While he's not a speed demon, Kelly has more than enough speed to be a deep threat. His forty time is around 4.5 seconds, and he was used as the Sooners primary deep threat. So while he has the size and strength to fight off a jam at the line, the ability to go over the middle, and the soft hands you'd want in a possession receiver, he's not limited by his speed in the way Dwayne Jarret or Keyshawn Johnson were. He's also considered a superb route runner, who, despite have long strides, is able to get low into his breaks (rare for taller receivers) and explode out of them. And once gets the ball in the open field, he's going to be able to break a lot of tackles due to his size and strength.
Kelly appears to be the complete package, but there are some question marks. He 1asn't been able to work out at the combine because of a thigh injury, and he has had problems with minor injuries, causing him to miss the majority of three separate games his last two years. Kelly also had a tendency to go long stretches without impacting the game. Whether that was due to his own lack of focus or the Sooners focus on the run is up in the air.

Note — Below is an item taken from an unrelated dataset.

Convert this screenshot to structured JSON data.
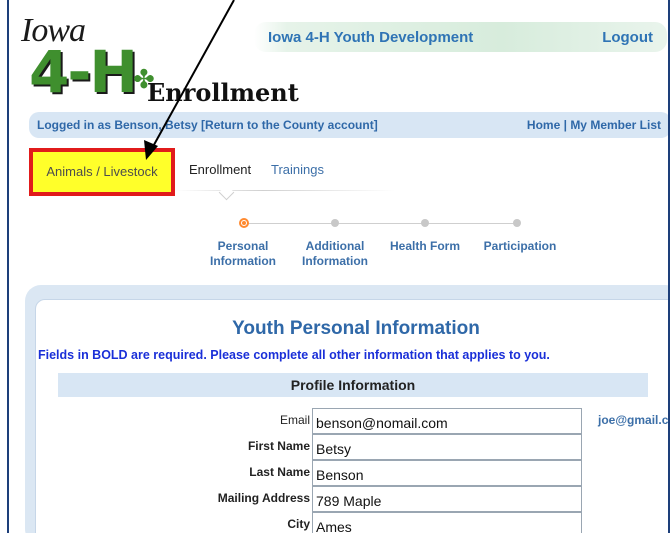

With only a few minor question marks, and lots of talent and potential, Malcolm Kelly is the best receiver in the draft. If he is available to the Vikings with the 17th pick, and their top choice at defensive end and offensive tackle are gone, they should strongly consider drafting him, no matter what Brad Childress thinks about drafting receivers in the first round.
Also, Malcom Kelly can rap. And yes, this video does move him to the top of my draft board.